Nonprofit works to inform people of options under new health law
Posted September 10, 2013
Raleigh, N.C. — An estimated 1.3 million North Carolinians don't have health insurance, and the Affordable Care Act requires everyone to have coverage by next year or pay a tax penalty.
Facing that deadline, Sorien Schmidt's mission is to get as many state residents covered as possible in the coming weeks.
Schmidt is the state director of Enroll America, a privately funded nonprofit that aims to help the uninsured learn about the online marketplace where people can compare available insurance plans and sign up for coverage. The marketplace, known as an exchange, opens for enrollment Oct. 1.
"Polling data includes a lot of people who are confused about what's available to them and how to access it, and so that's why we're really concentrating on going out to get that kind of information," Schmidt said Tuesday.
"The most important thing for us at this point is to let people know, if you’re uninsured, if you feel like your insurance is not covering what you need, you should go and look at t his and see if you can get the best plan for you (and) your family so that you’re comfortable at night knowing your health care needs are met," she said.
About one-fifth of North Carolina's uninsured people live in Wake, Mecklenburg and Guilford counties, Schmidt said.
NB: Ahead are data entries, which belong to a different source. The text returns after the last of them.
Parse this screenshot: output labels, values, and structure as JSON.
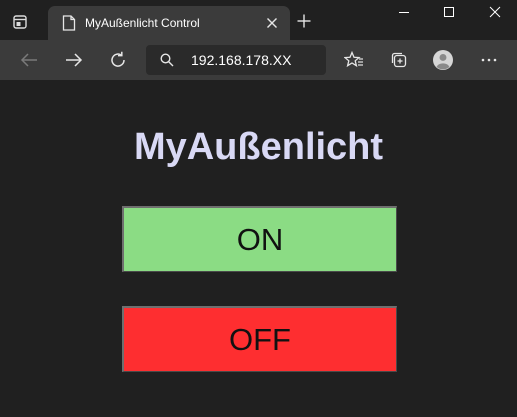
{
  "tab": {
    "title": "MyAußenlicht Control"
  },
  "address_bar": {
    "url": "192.168.178.XX"
  },
  "page": {
    "title": "MyAußenlicht",
    "on_label": "ON",
    "off_label": "OFF"
  },
  "colors": {
    "on_button": "#8bdc84",
    "off_button": "#fe2e30",
    "title_text": "#d9d9f5",
    "background": "#202020"
  },
  "icons": {
    "tab_actions": "tab-actions-icon",
    "favicon": "page-icon",
    "tab_close": "close-icon",
    "new_tab": "plus-icon",
    "minimize": "minimize-icon",
    "maximize": "maximize-icon",
    "window_close": "close-icon",
    "back": "back-arrow-icon",
    "forward": "forward-arrow-icon",
    "refresh": "refresh-icon",
    "search": "search-icon",
    "favorites": "favorites-star-icon",
    "collections": "collections-icon",
    "profile": "profile-avatar-icon",
    "more": "more-ellipsis-icon"
  }
}
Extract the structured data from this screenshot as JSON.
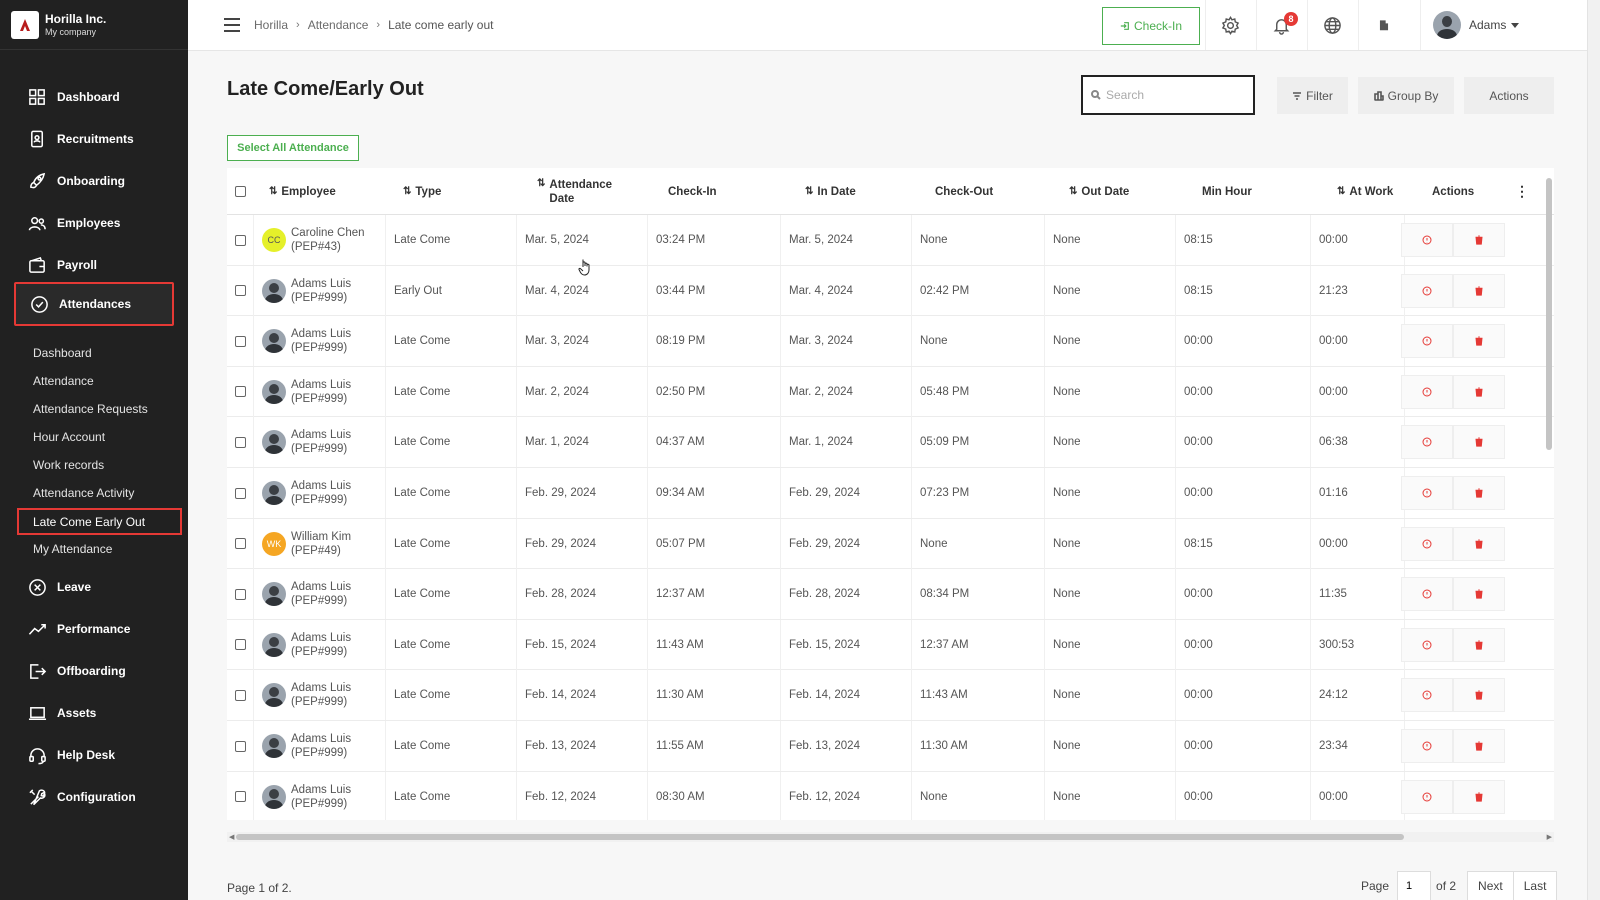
{
  "brand": {
    "name": "Horilla Inc.",
    "sub": "My company"
  },
  "nav": [
    {
      "id": "dashboard",
      "label": "Dashboard",
      "icon": "dashboard-icon"
    },
    {
      "id": "recruitments",
      "label": "Recruitments",
      "icon": "recruitment-icon"
    },
    {
      "id": "onboarding",
      "label": "Onboarding",
      "icon": "rocket-icon"
    },
    {
      "id": "employees",
      "label": "Employees",
      "icon": "people-icon"
    },
    {
      "id": "payroll",
      "label": "Payroll",
      "icon": "wallet-icon"
    },
    {
      "id": "attendances",
      "label": "Attendances",
      "icon": "check-circle-icon"
    },
    {
      "id": "leave",
      "label": "Leave",
      "icon": "leave-icon"
    },
    {
      "id": "performance",
      "label": "Performance",
      "icon": "chart-line-icon"
    },
    {
      "id": "offboarding",
      "label": "Offboarding",
      "icon": "exit-icon"
    },
    {
      "id": "assets",
      "label": "Assets",
      "icon": "laptop-icon"
    },
    {
      "id": "helpdesk",
      "label": "Help Desk",
      "icon": "headset-icon"
    },
    {
      "id": "configuration",
      "label": "Configuration",
      "icon": "tools-icon"
    }
  ],
  "subnav": [
    "Dashboard",
    "Attendance",
    "Attendance Requests",
    "Hour Account",
    "Work records",
    "Attendance Activity",
    "Late Come Early Out",
    "My Attendance"
  ],
  "header": {
    "breadcrumb": [
      "Horilla",
      "Attendance",
      "Late come early out"
    ],
    "checkin_label": "Check-In",
    "notif_count": "8",
    "user_name": "Adams"
  },
  "page": {
    "title": "Late Come/Early Out",
    "search_placeholder": "Search",
    "filter_label": "Filter",
    "groupby_label": "Group By",
    "actions_label": "Actions",
    "select_all_label": "Select All Attendance"
  },
  "table": {
    "headers": {
      "employee": "Employee",
      "type": "Type",
      "attendance_date": "Attendance Date",
      "check_in": "Check-In",
      "in_date": "In Date",
      "check_out": "Check-Out",
      "out_date": "Out Date",
      "min_hour": "Min Hour",
      "at_work": "At Work",
      "actions": "Actions"
    },
    "rows": [
      {
        "name": "Caroline Chen",
        "code": "(PEP#43)",
        "avatar": "CC",
        "avatar_color": "#e5f02a",
        "type": "Late Come",
        "att_date": "Mar. 5, 2024",
        "check_in": "03:24 PM",
        "in_date": "Mar. 5, 2024",
        "check_out": "None",
        "out_date": "None",
        "min_hour": "08:15",
        "at_work": "00:00"
      },
      {
        "name": "Adams Luis",
        "code": "(PEP#999)",
        "avatar": "",
        "avatar_color": "",
        "type": "Early Out",
        "att_date": "Mar. 4, 2024",
        "check_in": "03:44 PM",
        "in_date": "Mar. 4, 2024",
        "check_out": "02:42 PM",
        "out_date": "None",
        "min_hour": "08:15",
        "at_work": "21:23"
      },
      {
        "name": "Adams Luis",
        "code": "(PEP#999)",
        "avatar": "",
        "avatar_color": "",
        "type": "Late Come",
        "att_date": "Mar. 3, 2024",
        "check_in": "08:19 PM",
        "in_date": "Mar. 3, 2024",
        "check_out": "None",
        "out_date": "None",
        "min_hour": "00:00",
        "at_work": "00:00"
      },
      {
        "name": "Adams Luis",
        "code": "(PEP#999)",
        "avatar": "",
        "avatar_color": "",
        "type": "Late Come",
        "att_date": "Mar. 2, 2024",
        "check_in": "02:50 PM",
        "in_date": "Mar. 2, 2024",
        "check_out": "05:48 PM",
        "out_date": "None",
        "min_hour": "00:00",
        "at_work": "00:00"
      },
      {
        "name": "Adams Luis",
        "code": "(PEP#999)",
        "avatar": "",
        "avatar_color": "",
        "type": "Late Come",
        "att_date": "Mar. 1, 2024",
        "check_in": "04:37 AM",
        "in_date": "Mar. 1, 2024",
        "check_out": "05:09 PM",
        "out_date": "None",
        "min_hour": "00:00",
        "at_work": "06:38"
      },
      {
        "name": "Adams Luis",
        "code": "(PEP#999)",
        "avatar": "",
        "avatar_color": "",
        "type": "Late Come",
        "att_date": "Feb. 29, 2024",
        "check_in": "09:34 AM",
        "in_date": "Feb. 29, 2024",
        "check_out": "07:23 PM",
        "out_date": "None",
        "min_hour": "00:00",
        "at_work": "01:16"
      },
      {
        "name": "William Kim",
        "code": "(PEP#49)",
        "avatar": "WK",
        "avatar_color": "#f5a623",
        "type": "Late Come",
        "att_date": "Feb. 29, 2024",
        "check_in": "05:07 PM",
        "in_date": "Feb. 29, 2024",
        "check_out": "None",
        "out_date": "None",
        "min_hour": "08:15",
        "at_work": "00:00"
      },
      {
        "name": "Adams Luis",
        "code": "(PEP#999)",
        "avatar": "",
        "avatar_color": "",
        "type": "Late Come",
        "att_date": "Feb. 28, 2024",
        "check_in": "12:37 AM",
        "in_date": "Feb. 28, 2024",
        "check_out": "08:34 PM",
        "out_date": "None",
        "min_hour": "00:00",
        "at_work": "11:35"
      },
      {
        "name": "Adams Luis",
        "code": "(PEP#999)",
        "avatar": "",
        "avatar_color": "",
        "type": "Late Come",
        "att_date": "Feb. 15, 2024",
        "check_in": "11:43 AM",
        "in_date": "Feb. 15, 2024",
        "check_out": "12:37 AM",
        "out_date": "None",
        "min_hour": "00:00",
        "at_work": "300:53"
      },
      {
        "name": "Adams Luis",
        "code": "(PEP#999)",
        "avatar": "",
        "avatar_color": "",
        "type": "Late Come",
        "att_date": "Feb. 14, 2024",
        "check_in": "11:30 AM",
        "in_date": "Feb. 14, 2024",
        "check_out": "11:43 AM",
        "out_date": "None",
        "min_hour": "00:00",
        "at_work": "24:12"
      },
      {
        "name": "Adams Luis",
        "code": "(PEP#999)",
        "avatar": "",
        "avatar_color": "",
        "type": "Late Come",
        "att_date": "Feb. 13, 2024",
        "check_in": "11:55 AM",
        "in_date": "Feb. 13, 2024",
        "check_out": "11:30 AM",
        "out_date": "None",
        "min_hour": "00:00",
        "at_work": "23:34"
      },
      {
        "name": "Adams Luis",
        "code": "(PEP#999)",
        "avatar": "",
        "avatar_color": "",
        "type": "Late Come",
        "att_date": "Feb. 12, 2024",
        "check_in": "08:30 AM",
        "in_date": "Feb. 12, 2024",
        "check_out": "None",
        "out_date": "None",
        "min_hour": "00:00",
        "at_work": "00:00"
      }
    ]
  },
  "pagination": {
    "summary": "Page 1 of 2.",
    "page_label": "Page",
    "current": "1",
    "of_label": "of 2",
    "next_label": "Next",
    "last_label": "Last"
  },
  "colors": {
    "accent_green": "#4caf50",
    "highlight_red": "#e53935",
    "sidebar_bg": "#212121"
  }
}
"A large percentage of those are actually working, and as many as 80 percent are living in families with workers. So, they really reflect the new market of contractors (and) part-time workers, and it’s harder to get insurance," she said.
Enroll America is taking a grassroots approach to its outreach effort, using census data and mapping technology to target specific neighborhoods.
"We'll be at tables at churches and be outside Walmart, places where we think the uninsured will be going or more likely to live," she said.
A door-to-door effort in the targeted neighborhoods will take place Sept. 21.
Schmidt said, however, that Enroll America volunteers won't actually enroll anyone in any health plan. They will provide brochures and explain their options, she said.
"We want to protect people's privacy," she said. "We understand they would have to give out personal information if we were doing it at the door, so we want to lead them to experts to provide that kind of help."